So the switch to developing our own titles for iOS and Nintendo DSi was a huge one: new business model, new audience, new tech. It was bold and a little bit stupid, but it was the only way to go. And yes, it’s been awesome. The uncertainties, the challenges and the successes are completely our own now. It’s miserable when you fail, and the greatest feeling on earth when you do it right. There’s no one else to blame, and no one else to take the credit away from you.
Working with Nintendo has been a dream. They are professional, personal and friendly, and they are actively engaging us in various endeavours. I’d recommend any developer to hook up with Nintendo. And even better, I hear that the other big two are just as charming. Exciting times indeed.
AA: Obviously, the game industry is about to hit a whole new era with the release of next generation consoles. As an independent game developer/publisher what are your thoughts concerning the future game development? How would you personally like to see Image & Form grow?
Brjann Sigurgeirsson: If you would have asked me 18-24 months ago, I probably would have given you the uninformed answer that mobile is killing the consoles. But it’s not happening. Instead, I think we’ll see a noticeable backlash among mobile game consumers and developers soon. Consumers must tire of getting monetized in shops that used to be games, and developers must tire of seeing their games drown and fail to break even. Nintendo, Sony and Microsoft can smell it, and therefore woo developers who are starting to turn their heads.

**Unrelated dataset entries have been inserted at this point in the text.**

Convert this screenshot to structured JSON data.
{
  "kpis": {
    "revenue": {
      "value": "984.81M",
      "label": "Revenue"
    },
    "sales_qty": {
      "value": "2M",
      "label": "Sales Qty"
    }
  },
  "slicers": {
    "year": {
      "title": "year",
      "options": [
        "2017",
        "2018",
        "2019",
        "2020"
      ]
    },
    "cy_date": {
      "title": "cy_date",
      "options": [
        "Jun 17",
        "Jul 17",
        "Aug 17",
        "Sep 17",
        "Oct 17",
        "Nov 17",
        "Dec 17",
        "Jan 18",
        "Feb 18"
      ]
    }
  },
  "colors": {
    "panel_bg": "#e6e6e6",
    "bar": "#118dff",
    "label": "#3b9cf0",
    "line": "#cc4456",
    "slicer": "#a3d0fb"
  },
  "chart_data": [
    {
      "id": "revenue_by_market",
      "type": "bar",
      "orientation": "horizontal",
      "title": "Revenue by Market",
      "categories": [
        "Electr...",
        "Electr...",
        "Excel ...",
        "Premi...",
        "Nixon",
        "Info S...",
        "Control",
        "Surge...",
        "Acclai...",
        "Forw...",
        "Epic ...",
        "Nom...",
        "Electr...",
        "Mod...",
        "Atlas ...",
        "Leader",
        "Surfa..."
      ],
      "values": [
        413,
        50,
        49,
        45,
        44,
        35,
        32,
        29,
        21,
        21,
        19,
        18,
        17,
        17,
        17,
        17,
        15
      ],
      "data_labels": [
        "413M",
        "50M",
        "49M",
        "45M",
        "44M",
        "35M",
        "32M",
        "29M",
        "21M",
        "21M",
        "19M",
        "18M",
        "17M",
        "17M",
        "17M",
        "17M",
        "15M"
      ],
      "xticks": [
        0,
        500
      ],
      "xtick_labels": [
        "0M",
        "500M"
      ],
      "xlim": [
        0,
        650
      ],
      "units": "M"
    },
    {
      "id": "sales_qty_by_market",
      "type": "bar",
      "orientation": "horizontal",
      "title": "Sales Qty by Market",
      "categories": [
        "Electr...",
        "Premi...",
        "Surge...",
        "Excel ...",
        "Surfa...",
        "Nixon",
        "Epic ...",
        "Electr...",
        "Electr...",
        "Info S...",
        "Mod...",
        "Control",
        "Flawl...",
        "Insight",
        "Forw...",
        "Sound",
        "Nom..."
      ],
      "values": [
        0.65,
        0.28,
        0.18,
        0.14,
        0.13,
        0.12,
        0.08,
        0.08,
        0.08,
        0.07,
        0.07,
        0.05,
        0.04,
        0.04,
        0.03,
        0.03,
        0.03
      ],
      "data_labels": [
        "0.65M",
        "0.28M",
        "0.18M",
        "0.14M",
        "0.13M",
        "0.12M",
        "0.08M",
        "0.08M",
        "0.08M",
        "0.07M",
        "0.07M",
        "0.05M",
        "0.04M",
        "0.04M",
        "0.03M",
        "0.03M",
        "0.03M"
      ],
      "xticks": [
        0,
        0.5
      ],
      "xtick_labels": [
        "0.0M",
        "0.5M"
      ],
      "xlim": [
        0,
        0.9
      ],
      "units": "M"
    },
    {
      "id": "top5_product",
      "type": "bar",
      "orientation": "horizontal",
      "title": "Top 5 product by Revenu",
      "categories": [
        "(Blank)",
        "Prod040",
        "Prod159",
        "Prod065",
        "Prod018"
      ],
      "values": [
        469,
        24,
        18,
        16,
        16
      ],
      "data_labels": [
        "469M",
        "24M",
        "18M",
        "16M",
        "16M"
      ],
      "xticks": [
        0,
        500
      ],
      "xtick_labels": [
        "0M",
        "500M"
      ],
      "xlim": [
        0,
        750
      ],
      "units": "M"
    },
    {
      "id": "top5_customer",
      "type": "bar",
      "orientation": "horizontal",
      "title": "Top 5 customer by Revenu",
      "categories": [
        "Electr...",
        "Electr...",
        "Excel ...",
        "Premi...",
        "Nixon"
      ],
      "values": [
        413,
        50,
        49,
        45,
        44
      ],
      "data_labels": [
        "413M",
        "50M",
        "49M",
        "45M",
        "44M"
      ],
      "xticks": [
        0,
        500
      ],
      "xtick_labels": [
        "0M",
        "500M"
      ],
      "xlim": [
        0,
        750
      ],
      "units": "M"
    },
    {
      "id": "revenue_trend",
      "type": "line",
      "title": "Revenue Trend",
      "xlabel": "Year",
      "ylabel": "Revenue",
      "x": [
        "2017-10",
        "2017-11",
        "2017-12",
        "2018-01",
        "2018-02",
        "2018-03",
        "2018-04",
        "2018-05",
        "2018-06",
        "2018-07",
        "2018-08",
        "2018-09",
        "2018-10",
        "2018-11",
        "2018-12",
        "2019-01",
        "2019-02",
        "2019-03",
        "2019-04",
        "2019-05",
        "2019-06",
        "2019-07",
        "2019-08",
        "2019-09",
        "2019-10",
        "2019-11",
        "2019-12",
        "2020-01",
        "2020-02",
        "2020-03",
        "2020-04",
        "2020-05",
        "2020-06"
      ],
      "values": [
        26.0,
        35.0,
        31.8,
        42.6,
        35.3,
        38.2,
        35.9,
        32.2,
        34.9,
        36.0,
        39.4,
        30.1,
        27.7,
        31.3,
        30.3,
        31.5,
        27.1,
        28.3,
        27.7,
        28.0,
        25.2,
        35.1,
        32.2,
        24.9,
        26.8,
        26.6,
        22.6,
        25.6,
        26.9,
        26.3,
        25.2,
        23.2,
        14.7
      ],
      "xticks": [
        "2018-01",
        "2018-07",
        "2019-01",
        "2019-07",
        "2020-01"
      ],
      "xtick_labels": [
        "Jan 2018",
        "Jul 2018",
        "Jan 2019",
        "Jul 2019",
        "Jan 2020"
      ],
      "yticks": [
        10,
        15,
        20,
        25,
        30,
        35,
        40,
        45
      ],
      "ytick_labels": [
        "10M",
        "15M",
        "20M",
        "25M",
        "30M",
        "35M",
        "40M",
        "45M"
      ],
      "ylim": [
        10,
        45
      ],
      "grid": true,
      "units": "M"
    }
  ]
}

I think the new consoles are fantastic, but the big difference will be exactly this: more accessible platform owners. As an indie, you bury your head in development and look up just when it’s usually a little too late – should’ve sent out this, should’ve contacted those people, etc. Close collaboration with the platform owners is vital for small developers.
Regardless of platform, our vision is to make great games – games we want to play ourselves and that people will tell each other to play. We don’t have the skill set, financial endurance or organization to compete with the successful makers of F2P games on mobile, so we have to do it the old-fashioned way: make superior games that people are ready to pay for upfront.
AA: With SteamWorld Dig finally being released, what plans does Image & Form have for the future?
Brjann Sigurgeirsson: Lots of plans! Right now we’re working on the next installment in the SteamWorld series, as well as a pay-to-play iOS game called Spin Demon. Both of them are great ideas, and with our new-found self confidence it’s lovely to sit and watch these games take shape.
We will announce the new SteamWorld game some time soon, when we have some good material. It will NOT be a direct sequel to Dig, which may come as a surprise, but I don’t think we’ll disappoint.
A Japanese version of SWD is coming to the Japanese eShop in October.
AA: Lastly, for any of our readers who want to learn more about Image & Form, and any of your upcoming projects, where should they go for more info?
AA: Thank you very much for taking the time to talk with us.Brjann Sigurgeirsson: Likewise! And keep diggin’ it! :D